NEW YEAR WRITING GOALS

“The only way you can write is by the light of the bridges burning behind you.”
Richard Peck

 

It’s a New Year for writing goals dear WordsmithSix followers!

As I think about my writing goals for 2016, the above quote from the award winning playwright and children’s author Richard Peck really speaks to me. What it says to me is that writing is more than just a “mind” exercise. We grow and improve each day. Every story we finish and submit, or shove into a desk drawer, is a lesson in grammar, character development, and plot structure. The hardest part is to keep pushing ourselves forward.

The year 2015 was sluggish for me. I’ve got two middle grade novels and a picture book out there that’s not garnering much interest. We’ve put one novel “on the back-burner” as my agent suggested. To keep busy during “the wait”, I’ve been researching and writing nonfiction articles for magazines, submitted work to several anthologies, and posted tons of blogs for various sites. I really kept on task .
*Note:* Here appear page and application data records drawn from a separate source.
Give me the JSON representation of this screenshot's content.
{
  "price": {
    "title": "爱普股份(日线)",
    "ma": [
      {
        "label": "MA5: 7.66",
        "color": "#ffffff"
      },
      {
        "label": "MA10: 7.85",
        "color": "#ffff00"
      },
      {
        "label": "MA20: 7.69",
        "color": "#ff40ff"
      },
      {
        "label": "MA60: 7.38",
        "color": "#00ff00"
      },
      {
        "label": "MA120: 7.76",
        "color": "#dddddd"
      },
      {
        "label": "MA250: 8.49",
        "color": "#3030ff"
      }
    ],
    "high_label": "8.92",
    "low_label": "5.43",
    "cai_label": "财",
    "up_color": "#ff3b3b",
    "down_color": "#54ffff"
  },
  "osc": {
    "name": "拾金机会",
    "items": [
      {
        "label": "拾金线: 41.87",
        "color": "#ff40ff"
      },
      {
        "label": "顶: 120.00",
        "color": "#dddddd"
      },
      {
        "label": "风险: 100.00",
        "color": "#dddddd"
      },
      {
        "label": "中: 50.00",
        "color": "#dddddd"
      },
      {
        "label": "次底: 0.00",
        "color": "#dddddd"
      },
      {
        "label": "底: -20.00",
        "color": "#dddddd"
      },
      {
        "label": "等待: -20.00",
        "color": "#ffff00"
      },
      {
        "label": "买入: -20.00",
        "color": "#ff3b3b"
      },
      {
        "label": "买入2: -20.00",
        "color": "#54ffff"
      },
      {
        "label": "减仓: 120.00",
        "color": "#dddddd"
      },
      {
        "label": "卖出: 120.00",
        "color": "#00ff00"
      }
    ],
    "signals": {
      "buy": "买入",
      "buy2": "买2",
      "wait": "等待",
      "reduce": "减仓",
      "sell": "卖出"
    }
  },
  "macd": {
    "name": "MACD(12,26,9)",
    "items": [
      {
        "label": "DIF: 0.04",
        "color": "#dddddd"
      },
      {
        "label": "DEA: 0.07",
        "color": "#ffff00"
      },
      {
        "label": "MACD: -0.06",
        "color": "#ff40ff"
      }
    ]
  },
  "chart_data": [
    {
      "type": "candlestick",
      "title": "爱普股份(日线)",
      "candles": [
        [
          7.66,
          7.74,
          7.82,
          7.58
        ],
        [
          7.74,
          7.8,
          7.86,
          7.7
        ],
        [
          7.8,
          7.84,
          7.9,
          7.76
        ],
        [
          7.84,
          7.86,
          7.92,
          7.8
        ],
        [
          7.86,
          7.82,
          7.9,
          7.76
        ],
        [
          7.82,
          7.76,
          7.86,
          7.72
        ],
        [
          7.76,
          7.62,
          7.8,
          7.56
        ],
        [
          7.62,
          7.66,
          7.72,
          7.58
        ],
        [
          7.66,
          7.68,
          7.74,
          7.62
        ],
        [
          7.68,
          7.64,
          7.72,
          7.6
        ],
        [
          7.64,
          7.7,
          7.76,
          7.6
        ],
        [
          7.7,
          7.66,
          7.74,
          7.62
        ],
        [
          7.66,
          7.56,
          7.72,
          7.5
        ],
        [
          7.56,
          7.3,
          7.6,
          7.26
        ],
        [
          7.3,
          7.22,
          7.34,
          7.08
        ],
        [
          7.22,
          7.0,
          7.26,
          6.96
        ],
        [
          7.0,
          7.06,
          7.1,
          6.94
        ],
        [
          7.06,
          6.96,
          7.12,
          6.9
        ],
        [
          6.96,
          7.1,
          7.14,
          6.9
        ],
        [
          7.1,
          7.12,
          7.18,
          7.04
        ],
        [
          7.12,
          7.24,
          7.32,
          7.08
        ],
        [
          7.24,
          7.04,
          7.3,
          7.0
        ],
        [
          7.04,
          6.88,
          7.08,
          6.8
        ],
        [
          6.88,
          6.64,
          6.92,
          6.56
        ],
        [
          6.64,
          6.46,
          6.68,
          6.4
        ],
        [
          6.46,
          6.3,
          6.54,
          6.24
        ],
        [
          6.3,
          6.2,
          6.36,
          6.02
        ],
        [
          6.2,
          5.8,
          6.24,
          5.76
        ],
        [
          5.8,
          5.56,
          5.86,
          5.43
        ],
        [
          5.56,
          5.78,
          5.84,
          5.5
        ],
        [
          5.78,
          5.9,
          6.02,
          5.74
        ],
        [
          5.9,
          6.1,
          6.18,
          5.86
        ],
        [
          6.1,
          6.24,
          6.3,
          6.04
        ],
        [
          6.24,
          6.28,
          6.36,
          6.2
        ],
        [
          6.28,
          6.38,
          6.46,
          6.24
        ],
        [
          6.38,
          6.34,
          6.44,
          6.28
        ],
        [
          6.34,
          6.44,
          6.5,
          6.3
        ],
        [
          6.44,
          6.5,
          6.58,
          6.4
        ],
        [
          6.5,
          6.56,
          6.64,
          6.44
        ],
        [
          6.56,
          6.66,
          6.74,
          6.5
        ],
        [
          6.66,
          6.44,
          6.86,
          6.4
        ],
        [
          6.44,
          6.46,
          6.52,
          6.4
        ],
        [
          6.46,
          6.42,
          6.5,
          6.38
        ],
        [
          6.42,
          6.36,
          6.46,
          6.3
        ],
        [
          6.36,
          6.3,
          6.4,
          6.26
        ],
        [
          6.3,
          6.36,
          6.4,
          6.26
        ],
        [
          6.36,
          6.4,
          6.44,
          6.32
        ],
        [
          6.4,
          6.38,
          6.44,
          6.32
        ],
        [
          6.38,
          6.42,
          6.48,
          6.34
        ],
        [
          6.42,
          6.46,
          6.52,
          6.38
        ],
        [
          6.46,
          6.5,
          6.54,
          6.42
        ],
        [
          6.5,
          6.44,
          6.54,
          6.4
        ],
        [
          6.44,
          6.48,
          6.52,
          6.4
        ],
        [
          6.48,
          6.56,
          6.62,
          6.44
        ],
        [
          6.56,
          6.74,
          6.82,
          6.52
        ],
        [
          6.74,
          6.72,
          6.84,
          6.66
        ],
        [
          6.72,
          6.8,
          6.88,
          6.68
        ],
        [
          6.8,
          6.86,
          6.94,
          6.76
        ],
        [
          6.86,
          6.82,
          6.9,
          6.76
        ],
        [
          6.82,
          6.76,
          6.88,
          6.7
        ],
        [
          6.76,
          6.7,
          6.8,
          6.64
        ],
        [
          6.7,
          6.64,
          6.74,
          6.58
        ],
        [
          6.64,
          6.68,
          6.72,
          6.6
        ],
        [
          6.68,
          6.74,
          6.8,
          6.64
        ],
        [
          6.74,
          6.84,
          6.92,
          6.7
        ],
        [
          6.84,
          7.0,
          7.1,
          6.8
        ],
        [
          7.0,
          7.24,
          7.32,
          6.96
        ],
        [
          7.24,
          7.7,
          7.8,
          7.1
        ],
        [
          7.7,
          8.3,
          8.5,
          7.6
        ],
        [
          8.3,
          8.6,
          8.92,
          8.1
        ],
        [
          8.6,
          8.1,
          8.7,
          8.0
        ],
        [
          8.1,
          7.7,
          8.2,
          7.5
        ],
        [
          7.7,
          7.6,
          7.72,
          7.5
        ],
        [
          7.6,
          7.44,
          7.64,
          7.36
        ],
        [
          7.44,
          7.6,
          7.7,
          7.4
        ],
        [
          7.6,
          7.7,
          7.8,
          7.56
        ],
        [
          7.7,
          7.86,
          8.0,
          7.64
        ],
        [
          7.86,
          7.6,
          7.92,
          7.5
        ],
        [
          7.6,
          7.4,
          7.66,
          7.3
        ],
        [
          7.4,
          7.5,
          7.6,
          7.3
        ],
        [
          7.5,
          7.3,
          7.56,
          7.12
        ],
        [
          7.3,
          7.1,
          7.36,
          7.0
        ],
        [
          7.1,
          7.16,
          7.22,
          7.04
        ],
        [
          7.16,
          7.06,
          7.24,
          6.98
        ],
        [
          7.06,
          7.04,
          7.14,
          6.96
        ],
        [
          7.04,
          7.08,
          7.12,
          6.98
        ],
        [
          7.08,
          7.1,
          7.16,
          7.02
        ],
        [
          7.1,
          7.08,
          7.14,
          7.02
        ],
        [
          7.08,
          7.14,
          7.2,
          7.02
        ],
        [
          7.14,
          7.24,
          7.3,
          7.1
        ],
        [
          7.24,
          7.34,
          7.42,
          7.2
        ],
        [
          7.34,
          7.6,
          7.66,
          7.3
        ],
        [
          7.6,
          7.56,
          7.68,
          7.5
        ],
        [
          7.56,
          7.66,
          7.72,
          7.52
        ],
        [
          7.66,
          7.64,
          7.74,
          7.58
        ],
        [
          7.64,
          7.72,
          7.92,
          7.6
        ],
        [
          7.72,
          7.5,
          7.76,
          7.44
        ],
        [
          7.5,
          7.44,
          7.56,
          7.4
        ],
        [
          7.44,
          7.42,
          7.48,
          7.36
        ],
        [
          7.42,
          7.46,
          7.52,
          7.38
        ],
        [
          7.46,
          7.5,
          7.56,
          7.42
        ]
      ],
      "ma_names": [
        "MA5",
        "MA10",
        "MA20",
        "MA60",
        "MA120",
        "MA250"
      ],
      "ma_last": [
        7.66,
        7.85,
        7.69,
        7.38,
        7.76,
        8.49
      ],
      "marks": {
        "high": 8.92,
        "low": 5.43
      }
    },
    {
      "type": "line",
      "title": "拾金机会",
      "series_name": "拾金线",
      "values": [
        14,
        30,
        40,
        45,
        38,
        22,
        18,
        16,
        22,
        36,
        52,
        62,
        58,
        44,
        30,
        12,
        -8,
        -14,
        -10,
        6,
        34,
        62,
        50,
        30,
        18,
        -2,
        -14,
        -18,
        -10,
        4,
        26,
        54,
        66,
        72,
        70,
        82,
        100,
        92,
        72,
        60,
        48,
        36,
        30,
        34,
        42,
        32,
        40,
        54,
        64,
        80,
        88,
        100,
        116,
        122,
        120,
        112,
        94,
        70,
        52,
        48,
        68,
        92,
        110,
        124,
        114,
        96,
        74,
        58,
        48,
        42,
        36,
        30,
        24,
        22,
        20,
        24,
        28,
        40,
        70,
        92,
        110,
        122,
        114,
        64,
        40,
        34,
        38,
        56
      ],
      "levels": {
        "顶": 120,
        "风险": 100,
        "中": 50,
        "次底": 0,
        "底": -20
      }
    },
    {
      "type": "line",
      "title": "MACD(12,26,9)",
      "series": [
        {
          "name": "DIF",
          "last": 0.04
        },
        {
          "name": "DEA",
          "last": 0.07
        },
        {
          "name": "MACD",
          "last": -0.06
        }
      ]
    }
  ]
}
Is the purpose of my writing just to keep busy? This isn’t writers block. I’ve got loads of fiction ideas in various stages of completion. What I’m lacking, I’ve decided, is heart. The heart to stay with one writing project, make it the most phenomenal story I can, and see it to the end.

Quality, NOT Quantity.

As I stare at the 2016 goals sheet, I’ve decided to forget about striving for daily word counts and endless list of contests to enter. Instead, I’m considering what are some of my weak points that I can improve upon in the New Year? How can I write the best book of my abilities and then, make it even better?

Who knows if my work will ever be read in 2016, other than by my WordsmithSix critique group? So many things in this business are beyond our control. I want a new project that will remind me of how fulfilling and fun writing can be. Which unwritten book will I come to every morning with excitement? Which story spark can’t be ignored?

Once I have the answers to these questions, that’s the spark I’ll write on the goals sheet. That’s the one I shall pour my heart into.

 What about you? What’s your writing goals for 2016?

“Fill your paper with the breathings of your heart.”
William Wordsworth 

Wishing you a blessed and productive New Year!